Wyoming’s largest utility, Rocky Mountain Power, has requested two rate increases that combined will increase electricity bills by 30%.
The Wyoming Public Service Commission will consider the company’s request at a hearing in October, but Rep. Tony Locke, R-Casper, requested the PSC hold a public hearing, which is now scheduled for Aug. 24 so Wyoming residents can voice their concerns.
Besides the impact to people’s energy bills, Locke told Cowboy State Daily the increases will impact Wyoming businesses.
Cost Of Transition
In March, the company, which is owned by PacifiCorp, requested a larger rate increase for a net power cost adjustment due to increases in purchased power and the cost of fuel. A smaller increase requested in April was to cover unexpected fuel costs arising from high demand during last winter’s cold snaps.
Sen. Cale Case, R-Lander, told Cowboy State Daily that justification is not considering the bigger, holistic picture of what’s happening.
“They have to purchase power because they don’t make it,” he said. “It’s not available when the wind doesn’t blow or it’s dark or cloudy outside.”
Finding and buying that energy on the market is expensive, Case said.
The utility plans to shut down most coal-fired electrical generation over the next couple decades and replace it with natural gas as a bridge fuel to keep the lights on until there’s enough wind and solar power to satisfy demand on the grid at all times.
Over the past few years, the utility has become more dependent on the volatile natural gas market, Case said, and its plans will only leave it more so.
“It’s 100% due to how we transitioned the electric utility.
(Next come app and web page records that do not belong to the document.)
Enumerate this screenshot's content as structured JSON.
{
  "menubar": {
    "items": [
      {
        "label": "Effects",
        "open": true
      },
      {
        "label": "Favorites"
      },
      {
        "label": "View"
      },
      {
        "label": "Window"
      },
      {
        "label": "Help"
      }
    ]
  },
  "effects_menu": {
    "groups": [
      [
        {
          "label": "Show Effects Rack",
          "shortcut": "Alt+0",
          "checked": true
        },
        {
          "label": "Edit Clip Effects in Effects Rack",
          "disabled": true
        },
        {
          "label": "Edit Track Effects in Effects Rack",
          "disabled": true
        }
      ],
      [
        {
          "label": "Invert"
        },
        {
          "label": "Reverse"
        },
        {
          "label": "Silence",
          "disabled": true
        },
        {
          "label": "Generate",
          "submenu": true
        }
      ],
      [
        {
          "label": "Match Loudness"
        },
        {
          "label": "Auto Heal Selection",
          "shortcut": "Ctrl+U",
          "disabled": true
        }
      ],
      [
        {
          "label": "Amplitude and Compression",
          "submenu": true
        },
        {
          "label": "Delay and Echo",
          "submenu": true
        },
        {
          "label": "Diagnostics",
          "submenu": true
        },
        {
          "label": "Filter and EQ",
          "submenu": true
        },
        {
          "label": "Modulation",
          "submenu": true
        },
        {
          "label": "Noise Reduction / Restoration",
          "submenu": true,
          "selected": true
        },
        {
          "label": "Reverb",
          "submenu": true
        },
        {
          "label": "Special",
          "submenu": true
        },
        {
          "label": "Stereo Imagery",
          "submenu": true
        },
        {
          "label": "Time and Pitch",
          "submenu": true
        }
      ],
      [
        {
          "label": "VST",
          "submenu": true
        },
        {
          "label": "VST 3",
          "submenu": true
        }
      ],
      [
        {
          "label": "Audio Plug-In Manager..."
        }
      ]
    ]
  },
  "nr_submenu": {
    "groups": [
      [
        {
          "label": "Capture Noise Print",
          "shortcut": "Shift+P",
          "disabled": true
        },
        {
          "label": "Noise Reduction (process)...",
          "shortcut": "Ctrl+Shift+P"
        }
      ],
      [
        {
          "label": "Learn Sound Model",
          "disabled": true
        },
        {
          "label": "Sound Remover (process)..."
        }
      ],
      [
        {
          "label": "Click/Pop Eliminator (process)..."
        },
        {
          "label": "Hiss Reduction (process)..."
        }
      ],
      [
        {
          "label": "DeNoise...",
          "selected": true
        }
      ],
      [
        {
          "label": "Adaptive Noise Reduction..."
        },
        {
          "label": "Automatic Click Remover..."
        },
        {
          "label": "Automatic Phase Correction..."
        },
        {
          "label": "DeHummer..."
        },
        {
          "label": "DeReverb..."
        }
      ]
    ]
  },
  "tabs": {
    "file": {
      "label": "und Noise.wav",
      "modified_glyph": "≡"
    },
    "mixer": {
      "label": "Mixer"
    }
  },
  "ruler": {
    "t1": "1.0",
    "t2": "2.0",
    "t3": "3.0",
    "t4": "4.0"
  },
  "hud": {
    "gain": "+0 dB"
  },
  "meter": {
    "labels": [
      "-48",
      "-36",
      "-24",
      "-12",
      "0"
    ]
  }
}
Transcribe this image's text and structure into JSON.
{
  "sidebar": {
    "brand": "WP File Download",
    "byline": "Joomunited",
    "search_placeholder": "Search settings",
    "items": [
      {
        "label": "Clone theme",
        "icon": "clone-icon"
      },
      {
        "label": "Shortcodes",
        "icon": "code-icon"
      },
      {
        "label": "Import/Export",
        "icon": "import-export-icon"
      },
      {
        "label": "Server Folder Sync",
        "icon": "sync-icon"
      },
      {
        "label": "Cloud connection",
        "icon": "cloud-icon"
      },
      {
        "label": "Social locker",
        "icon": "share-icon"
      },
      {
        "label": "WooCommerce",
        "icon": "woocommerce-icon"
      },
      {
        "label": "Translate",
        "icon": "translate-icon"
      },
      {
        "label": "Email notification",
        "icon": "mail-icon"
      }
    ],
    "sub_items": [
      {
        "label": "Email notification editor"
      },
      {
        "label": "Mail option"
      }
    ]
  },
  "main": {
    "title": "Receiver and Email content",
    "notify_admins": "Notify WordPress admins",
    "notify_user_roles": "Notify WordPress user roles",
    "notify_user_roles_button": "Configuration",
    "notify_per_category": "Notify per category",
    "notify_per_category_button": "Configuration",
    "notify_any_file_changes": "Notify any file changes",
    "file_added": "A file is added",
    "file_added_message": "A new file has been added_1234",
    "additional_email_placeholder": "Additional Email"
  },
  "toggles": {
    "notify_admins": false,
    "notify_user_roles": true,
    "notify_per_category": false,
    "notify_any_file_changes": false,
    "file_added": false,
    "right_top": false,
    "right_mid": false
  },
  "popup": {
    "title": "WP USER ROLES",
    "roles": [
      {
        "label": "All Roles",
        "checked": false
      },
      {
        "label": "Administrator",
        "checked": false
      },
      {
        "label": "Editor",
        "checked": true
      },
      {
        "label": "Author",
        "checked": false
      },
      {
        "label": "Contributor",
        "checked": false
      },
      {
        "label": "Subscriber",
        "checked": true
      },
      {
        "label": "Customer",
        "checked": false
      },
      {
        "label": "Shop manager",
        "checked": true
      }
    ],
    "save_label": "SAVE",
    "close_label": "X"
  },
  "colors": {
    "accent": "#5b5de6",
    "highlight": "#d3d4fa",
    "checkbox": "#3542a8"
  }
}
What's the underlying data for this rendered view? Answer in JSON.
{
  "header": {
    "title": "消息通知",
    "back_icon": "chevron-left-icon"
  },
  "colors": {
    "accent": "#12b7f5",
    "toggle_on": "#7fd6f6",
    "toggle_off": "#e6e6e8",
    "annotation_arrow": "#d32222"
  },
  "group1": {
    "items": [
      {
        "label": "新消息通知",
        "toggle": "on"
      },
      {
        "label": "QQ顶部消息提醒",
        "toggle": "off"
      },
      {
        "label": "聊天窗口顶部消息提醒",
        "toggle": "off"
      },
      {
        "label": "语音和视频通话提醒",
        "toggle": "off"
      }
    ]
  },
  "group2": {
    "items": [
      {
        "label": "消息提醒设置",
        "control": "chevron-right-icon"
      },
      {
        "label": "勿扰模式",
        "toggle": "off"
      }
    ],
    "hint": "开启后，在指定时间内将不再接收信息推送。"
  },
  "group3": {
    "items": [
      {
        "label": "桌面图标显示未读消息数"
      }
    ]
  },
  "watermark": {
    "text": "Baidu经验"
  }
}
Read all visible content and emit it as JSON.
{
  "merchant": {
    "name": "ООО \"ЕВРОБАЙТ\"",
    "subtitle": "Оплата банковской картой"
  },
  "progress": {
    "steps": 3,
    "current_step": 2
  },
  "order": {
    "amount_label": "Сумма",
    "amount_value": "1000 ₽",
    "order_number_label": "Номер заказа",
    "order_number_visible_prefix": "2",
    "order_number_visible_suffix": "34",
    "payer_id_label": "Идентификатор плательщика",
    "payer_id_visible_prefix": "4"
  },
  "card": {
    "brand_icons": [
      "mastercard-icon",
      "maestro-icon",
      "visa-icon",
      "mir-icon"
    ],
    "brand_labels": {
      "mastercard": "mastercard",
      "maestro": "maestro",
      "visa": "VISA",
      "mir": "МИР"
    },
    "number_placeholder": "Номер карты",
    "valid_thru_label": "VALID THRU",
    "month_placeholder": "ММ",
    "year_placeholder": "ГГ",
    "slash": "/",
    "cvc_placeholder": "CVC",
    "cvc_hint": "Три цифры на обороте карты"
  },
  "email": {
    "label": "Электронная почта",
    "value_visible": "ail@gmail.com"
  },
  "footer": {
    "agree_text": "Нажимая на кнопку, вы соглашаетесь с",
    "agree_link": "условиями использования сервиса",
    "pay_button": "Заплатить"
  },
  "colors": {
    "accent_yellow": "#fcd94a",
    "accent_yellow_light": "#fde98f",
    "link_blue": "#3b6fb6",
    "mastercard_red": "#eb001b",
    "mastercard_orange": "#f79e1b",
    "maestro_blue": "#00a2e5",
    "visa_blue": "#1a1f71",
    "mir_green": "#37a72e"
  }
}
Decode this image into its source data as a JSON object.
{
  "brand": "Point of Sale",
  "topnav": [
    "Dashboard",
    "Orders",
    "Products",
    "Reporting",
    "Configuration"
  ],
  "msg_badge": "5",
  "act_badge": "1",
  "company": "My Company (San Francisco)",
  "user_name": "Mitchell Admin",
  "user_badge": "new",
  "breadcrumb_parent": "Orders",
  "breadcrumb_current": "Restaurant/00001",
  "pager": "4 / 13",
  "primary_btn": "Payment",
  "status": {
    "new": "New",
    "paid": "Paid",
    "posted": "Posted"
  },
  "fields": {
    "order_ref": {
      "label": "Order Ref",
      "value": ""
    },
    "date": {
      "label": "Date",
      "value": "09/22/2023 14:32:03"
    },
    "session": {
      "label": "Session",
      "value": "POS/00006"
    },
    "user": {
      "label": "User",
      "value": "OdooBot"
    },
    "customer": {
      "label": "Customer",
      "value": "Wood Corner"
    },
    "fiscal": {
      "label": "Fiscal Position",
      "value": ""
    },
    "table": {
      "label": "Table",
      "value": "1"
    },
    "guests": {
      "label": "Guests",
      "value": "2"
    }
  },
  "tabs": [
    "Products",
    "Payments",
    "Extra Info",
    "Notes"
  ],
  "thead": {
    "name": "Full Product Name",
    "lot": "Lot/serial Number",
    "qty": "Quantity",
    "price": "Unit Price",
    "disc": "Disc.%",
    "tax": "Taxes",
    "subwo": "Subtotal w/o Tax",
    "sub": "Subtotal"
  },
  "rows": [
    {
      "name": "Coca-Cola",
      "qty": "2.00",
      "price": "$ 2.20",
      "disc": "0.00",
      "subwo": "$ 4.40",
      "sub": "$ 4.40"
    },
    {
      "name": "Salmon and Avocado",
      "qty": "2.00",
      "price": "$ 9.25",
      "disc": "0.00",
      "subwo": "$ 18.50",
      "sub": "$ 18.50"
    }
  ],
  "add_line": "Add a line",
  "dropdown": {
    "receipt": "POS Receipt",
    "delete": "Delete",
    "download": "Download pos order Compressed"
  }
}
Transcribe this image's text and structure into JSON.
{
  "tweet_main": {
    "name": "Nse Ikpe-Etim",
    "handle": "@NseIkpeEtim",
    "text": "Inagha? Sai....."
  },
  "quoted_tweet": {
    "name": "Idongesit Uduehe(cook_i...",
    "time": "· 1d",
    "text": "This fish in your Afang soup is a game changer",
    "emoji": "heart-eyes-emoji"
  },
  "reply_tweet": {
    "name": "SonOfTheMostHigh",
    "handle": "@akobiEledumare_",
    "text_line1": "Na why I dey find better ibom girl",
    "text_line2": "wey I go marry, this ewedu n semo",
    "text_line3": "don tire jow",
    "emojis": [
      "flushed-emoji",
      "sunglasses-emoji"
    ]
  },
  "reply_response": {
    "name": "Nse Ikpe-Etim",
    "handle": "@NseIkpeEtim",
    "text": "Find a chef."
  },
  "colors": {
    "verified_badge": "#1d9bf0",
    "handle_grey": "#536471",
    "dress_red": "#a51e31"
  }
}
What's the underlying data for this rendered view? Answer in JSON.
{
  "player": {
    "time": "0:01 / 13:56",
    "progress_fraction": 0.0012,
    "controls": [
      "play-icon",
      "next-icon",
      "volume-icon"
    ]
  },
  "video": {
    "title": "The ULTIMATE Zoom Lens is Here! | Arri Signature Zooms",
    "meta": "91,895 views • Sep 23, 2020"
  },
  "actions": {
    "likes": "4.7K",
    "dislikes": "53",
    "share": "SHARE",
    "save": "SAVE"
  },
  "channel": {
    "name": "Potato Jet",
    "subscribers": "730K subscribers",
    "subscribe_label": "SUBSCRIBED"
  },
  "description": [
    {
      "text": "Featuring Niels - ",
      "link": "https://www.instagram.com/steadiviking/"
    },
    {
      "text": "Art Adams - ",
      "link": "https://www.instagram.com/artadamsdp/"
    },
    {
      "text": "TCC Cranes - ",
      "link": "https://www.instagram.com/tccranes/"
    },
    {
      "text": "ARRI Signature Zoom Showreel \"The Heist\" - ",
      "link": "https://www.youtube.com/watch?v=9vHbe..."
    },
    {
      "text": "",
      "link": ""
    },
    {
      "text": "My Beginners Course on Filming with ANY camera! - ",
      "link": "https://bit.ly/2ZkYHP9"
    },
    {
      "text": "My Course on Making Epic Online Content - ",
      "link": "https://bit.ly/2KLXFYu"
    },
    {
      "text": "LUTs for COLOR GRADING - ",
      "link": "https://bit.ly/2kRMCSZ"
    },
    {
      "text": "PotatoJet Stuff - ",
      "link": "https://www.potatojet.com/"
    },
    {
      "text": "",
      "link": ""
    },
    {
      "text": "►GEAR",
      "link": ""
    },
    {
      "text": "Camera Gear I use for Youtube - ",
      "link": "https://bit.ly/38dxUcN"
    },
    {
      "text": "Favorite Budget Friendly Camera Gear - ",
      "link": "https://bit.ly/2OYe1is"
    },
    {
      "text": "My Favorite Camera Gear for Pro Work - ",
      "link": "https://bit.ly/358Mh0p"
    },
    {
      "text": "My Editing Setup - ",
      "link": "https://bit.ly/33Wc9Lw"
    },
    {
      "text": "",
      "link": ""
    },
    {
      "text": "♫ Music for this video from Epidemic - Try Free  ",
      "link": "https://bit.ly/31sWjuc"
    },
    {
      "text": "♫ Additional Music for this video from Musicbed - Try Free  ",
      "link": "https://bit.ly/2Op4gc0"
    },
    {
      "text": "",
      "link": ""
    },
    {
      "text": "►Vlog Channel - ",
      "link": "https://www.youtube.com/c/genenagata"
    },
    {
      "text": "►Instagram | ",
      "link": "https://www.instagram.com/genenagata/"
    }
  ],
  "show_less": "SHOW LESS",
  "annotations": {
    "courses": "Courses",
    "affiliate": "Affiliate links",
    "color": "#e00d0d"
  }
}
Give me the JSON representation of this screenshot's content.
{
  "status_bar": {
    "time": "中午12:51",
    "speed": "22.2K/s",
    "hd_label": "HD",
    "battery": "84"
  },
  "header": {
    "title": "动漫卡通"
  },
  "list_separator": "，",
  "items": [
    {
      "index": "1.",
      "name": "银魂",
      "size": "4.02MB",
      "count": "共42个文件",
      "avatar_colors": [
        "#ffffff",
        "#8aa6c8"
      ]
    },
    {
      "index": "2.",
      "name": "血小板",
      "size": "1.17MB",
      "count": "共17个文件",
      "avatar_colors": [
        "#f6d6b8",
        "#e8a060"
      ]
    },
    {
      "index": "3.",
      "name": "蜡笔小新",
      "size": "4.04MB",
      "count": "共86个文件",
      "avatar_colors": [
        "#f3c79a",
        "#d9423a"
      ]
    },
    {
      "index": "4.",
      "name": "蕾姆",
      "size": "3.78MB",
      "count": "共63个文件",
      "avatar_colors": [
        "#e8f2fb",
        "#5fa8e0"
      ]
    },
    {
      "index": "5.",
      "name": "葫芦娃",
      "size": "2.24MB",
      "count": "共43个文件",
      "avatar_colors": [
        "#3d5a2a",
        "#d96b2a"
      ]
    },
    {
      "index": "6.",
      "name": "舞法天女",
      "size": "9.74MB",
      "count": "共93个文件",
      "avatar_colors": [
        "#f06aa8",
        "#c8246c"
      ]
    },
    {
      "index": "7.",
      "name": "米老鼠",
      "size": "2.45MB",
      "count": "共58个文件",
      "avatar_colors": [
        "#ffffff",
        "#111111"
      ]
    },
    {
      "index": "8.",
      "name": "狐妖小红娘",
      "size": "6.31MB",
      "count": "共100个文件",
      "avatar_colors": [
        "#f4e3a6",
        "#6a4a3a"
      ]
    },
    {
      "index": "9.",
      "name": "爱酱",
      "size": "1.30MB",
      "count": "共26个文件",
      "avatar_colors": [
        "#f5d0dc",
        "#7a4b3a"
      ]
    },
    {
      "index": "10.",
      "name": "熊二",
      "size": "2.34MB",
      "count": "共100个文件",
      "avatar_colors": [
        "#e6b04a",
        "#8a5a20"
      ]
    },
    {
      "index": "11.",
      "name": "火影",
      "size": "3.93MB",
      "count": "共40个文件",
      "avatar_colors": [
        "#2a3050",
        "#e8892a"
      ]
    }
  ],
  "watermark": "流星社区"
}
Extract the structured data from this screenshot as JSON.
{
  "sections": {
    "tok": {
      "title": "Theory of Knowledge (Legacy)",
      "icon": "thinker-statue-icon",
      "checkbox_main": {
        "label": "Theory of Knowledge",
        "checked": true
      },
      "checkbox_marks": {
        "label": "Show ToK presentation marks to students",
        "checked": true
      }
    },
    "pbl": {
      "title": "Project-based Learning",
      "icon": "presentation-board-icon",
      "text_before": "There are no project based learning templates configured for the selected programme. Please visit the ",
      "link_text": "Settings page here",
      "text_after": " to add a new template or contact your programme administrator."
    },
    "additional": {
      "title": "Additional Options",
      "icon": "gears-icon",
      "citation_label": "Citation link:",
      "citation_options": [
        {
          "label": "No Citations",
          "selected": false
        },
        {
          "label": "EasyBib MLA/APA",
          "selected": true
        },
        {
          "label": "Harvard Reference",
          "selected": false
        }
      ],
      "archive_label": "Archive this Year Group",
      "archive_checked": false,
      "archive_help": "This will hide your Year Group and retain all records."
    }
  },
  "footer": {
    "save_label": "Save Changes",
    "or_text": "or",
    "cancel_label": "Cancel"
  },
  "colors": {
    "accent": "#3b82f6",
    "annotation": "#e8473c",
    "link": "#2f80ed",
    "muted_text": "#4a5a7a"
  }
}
This is what it’s all about. These are the decisions we’ve made,” Case said.
Kevin Kilty, a retired University of Wyoming adjunct professor of engineering, submitted comments to the PSC that are critical of the specific justifications the company listed for the rate increase.
Among the questions Kilty raised in his comments is that PacifiCorp is putting large investments in transmission lines, and the rate increases will help cover the costs of this buildout.
Kilty told Cowboy State Daily that this would open up markets in southern California to Wyoming wind farms, but these transmission lines would also connect Wyoming to large amounts of solar produced in the southwest deserts.
However, that’s only eight hours of the day, and it begins to die down at some of the highest periods of demand in the late evening. That means a lot of excess energy imported into the state, undermining the energy market in Wyoming.
“That's going to be a sort of a chaos generating mechanism in the power market. And how it works out for Wyoming, I think is anybody's guess,” Kilty said.
Kilty said that part of the investments the company is seeking to cover with the rate increase is the Rock Creek wind project.
“They continue to play the game of just talking about the nameplate rating of these wind plants. That is not what they're worth,” Kilty said.
Since wind and solar run only under the right weather conditions, 500 megawatts of wind, for example, is not the same as 500 megawatts of coal-fired electrical generation. Since electricity needs to be produced the moment it’s consumed, wind and solar require some backup electrical source that can be dispatched when they’re not producing.
“Rock Creek I is worth about 200 megawatts on its nameplate. Without backup, it's worth about a 20 megawatt power plant, which is nothing, but it's going to be really expensive. And they want the ratepayers to pay for that,” Kilty said.
In its long range planning documents, the company plans to build more storage, but battery facilities usually provide backup for a matter of hours, which isn’t enough to bridge gaps in solar and wind power.
Likewise, hydroelectric storage facilities, which last about twice as long, require a lot of up-front capital costs and lengthy permitting times.
Lowest Cost Options
David Eskelsen, spokesperson for PacifiCorp, told Cowboy State Daily in April that the additions of renewable energy resources were selected from the lowest cost options. Without the buildout, he said, rates would have increased by $85.4 million more in Wyoming.
Absent those resources, customers of Rocky Mountain power would have paid higher costs for wholesale natural gas and coal power and lost production tax credits, which are subsidies for new wind and repowered wind power.
The $85.4 million also factors in efficiencies gained as a result of new transmission lines. The figure does not, however, estimate what costs would have been if new coal or natural gas plants would have been built instead of wind resources.
The company has only requested three general rate increases since 2015, which includes the rate request filed in March.
According to EIA data, RMP has among the lowest rates of other major regional and Wyoming utilities.
Locke said that, should these two recent rate increases be approved, residents are going to get a double whammy. The first comes directly to their electricity bills.
The second will come when businesses pass on their increased costs to consumers.
In some cases, however, Wyoming businesses will have a hard time absorbing the rate increases. Wyoming has a lot of small producers in the oil and gas industry, and they’re at the mercy of oil prices.
“In some cases, their margins aren’t that high,” Locke said. “So this could adversely affect them.”
Kevin Killough can be reached at Kevin@cowboystatedaily.com.